Stored dataset items:

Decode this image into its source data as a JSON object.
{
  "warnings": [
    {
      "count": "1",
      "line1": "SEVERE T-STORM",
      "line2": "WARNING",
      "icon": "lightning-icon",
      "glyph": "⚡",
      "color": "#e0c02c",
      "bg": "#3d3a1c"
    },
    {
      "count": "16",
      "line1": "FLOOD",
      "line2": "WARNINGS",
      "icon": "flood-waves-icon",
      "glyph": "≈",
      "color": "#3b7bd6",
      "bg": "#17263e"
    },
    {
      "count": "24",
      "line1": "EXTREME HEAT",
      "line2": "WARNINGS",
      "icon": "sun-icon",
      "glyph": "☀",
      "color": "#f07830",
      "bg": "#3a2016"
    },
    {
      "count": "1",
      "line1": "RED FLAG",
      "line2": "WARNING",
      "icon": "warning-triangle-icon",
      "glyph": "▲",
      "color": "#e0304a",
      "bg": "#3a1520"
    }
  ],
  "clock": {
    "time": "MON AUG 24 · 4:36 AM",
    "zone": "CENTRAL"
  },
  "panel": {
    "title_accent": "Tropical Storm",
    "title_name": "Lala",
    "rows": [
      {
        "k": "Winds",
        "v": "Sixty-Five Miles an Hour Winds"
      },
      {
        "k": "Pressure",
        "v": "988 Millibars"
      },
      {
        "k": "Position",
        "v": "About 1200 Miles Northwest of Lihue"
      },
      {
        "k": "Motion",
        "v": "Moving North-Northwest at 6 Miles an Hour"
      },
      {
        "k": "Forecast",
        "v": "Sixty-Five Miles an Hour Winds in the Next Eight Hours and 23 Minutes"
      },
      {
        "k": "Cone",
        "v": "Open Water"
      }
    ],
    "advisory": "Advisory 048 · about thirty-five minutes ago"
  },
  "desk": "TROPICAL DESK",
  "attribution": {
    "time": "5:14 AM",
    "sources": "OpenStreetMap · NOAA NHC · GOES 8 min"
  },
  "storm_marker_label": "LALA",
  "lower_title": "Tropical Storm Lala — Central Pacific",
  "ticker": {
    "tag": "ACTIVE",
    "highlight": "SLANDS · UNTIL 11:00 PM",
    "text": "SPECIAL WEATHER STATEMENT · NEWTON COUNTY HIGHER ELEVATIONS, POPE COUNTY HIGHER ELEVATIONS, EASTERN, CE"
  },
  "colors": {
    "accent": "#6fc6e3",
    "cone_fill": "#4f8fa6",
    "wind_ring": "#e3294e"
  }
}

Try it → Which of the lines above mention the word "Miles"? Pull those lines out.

Task solution →
        "v": "Sixty-Five Miles an Hour Winds"
        "v": "About 1200 Miles Northwest of Lihue"
        "v": "Moving North-Northwest at 6 Miles an Hour"
        "v": "Sixty-Five Miles an Hour Winds in the Next Eight Hours and 23 Minutes"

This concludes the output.